From the entries below, gather every line containing the string "petition".
################
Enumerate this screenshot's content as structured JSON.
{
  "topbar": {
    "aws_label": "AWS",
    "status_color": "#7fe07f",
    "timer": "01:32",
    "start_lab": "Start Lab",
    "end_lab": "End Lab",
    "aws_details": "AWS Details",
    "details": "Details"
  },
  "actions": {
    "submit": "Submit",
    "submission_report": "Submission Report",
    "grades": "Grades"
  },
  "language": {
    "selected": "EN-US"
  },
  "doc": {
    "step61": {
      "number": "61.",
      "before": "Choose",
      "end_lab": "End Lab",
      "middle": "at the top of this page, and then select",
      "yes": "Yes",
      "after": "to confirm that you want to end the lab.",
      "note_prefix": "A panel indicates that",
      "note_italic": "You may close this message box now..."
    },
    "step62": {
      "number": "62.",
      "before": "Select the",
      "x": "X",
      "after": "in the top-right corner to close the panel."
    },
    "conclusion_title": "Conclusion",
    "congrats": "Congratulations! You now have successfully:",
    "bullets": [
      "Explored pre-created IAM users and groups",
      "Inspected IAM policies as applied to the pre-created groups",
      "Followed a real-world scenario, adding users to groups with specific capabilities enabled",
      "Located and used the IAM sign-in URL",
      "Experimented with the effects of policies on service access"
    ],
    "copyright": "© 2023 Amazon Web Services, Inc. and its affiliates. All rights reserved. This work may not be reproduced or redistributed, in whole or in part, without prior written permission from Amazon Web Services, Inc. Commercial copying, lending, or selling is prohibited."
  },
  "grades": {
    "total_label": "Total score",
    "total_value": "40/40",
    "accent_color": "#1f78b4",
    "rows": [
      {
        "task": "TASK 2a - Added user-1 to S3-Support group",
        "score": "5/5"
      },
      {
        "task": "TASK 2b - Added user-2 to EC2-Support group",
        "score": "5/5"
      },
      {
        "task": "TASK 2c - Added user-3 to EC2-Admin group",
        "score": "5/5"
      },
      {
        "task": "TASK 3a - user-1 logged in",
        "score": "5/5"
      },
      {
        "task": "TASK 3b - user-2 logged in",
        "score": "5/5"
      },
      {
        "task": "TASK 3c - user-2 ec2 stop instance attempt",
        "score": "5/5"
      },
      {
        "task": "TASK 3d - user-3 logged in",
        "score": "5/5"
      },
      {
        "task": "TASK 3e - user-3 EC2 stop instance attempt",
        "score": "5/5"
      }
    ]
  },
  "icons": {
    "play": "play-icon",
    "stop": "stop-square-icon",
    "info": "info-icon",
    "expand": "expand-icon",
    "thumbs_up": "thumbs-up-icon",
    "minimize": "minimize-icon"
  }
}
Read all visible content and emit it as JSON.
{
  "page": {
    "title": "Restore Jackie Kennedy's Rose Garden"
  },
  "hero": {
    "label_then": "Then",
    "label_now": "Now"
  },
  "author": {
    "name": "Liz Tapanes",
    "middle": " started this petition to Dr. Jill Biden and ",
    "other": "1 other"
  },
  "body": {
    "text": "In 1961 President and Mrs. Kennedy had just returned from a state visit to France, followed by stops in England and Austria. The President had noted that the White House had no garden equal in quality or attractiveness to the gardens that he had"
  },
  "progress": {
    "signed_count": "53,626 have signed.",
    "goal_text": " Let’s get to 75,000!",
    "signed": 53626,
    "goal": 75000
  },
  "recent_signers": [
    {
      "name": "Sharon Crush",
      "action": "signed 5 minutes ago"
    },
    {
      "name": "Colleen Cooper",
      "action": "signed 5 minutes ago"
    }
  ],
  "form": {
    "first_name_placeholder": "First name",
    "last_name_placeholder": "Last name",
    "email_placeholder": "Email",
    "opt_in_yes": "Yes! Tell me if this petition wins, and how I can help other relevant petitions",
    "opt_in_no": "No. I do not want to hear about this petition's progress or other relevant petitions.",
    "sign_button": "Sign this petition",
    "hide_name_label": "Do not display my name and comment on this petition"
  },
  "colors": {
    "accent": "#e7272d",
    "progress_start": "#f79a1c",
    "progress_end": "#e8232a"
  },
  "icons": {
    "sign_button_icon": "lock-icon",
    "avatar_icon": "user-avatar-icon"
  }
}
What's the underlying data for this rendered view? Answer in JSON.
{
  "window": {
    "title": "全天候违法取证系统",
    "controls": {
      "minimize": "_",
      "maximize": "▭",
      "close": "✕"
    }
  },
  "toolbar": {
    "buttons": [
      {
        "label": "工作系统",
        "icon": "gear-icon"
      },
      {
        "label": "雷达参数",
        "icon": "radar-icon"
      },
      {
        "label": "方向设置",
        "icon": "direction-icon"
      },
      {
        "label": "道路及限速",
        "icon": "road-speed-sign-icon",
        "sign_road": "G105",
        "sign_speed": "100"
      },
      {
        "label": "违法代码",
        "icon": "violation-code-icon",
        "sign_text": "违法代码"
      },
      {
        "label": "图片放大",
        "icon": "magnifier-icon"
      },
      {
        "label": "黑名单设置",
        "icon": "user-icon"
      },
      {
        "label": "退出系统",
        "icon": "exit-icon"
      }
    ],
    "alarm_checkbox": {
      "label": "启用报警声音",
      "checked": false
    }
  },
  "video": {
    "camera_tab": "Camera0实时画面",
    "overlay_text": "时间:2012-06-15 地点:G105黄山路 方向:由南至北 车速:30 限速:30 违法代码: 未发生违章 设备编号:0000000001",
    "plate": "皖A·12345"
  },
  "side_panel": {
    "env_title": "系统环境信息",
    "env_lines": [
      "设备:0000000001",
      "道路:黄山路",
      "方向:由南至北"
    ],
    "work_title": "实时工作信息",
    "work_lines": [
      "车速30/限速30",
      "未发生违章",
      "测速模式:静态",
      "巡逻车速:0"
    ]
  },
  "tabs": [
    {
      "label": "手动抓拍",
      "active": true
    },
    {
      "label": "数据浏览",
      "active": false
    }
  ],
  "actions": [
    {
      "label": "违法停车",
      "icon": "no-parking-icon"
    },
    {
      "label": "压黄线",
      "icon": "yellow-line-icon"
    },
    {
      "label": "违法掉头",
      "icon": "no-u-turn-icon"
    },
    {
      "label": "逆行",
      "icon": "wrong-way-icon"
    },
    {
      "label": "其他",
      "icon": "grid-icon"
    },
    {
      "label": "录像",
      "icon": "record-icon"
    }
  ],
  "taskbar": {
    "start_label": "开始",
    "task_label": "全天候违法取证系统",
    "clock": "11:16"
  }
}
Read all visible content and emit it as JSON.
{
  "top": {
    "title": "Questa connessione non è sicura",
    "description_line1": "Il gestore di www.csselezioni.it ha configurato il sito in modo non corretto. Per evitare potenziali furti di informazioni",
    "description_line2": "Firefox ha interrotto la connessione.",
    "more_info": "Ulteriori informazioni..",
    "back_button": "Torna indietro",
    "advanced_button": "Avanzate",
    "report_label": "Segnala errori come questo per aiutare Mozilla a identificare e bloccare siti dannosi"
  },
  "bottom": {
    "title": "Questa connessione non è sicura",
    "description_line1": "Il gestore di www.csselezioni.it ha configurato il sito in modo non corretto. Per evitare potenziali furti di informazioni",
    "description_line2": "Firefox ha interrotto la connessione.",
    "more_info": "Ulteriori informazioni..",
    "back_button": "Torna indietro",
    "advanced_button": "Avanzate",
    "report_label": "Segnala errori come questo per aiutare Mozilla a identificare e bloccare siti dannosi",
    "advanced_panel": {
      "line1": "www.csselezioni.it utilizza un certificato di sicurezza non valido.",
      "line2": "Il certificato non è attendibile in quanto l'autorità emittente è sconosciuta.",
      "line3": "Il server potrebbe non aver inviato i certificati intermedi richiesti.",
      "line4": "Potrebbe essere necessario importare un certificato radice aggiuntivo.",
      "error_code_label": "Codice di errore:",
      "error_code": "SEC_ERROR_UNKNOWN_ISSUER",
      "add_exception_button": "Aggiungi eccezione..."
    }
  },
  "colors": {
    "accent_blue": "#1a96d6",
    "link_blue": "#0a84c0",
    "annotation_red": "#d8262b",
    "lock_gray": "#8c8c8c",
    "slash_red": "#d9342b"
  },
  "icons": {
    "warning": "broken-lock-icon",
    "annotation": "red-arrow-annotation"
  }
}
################
> [ANSWER TO THE EXERCISE]
    "middle": " started this petition to Dr. Jill Biden and ",
    "opt_in_yes": "Yes! Tell me if this petition wins, and how I can help other relevant petitions",
    "opt_in_no": "No. I do not want to hear about this petition's progress or other relevant petitions.",
    "sign_button": "Sign this petition",
    "hide_name_label": "Do not display my name and comment on this petition"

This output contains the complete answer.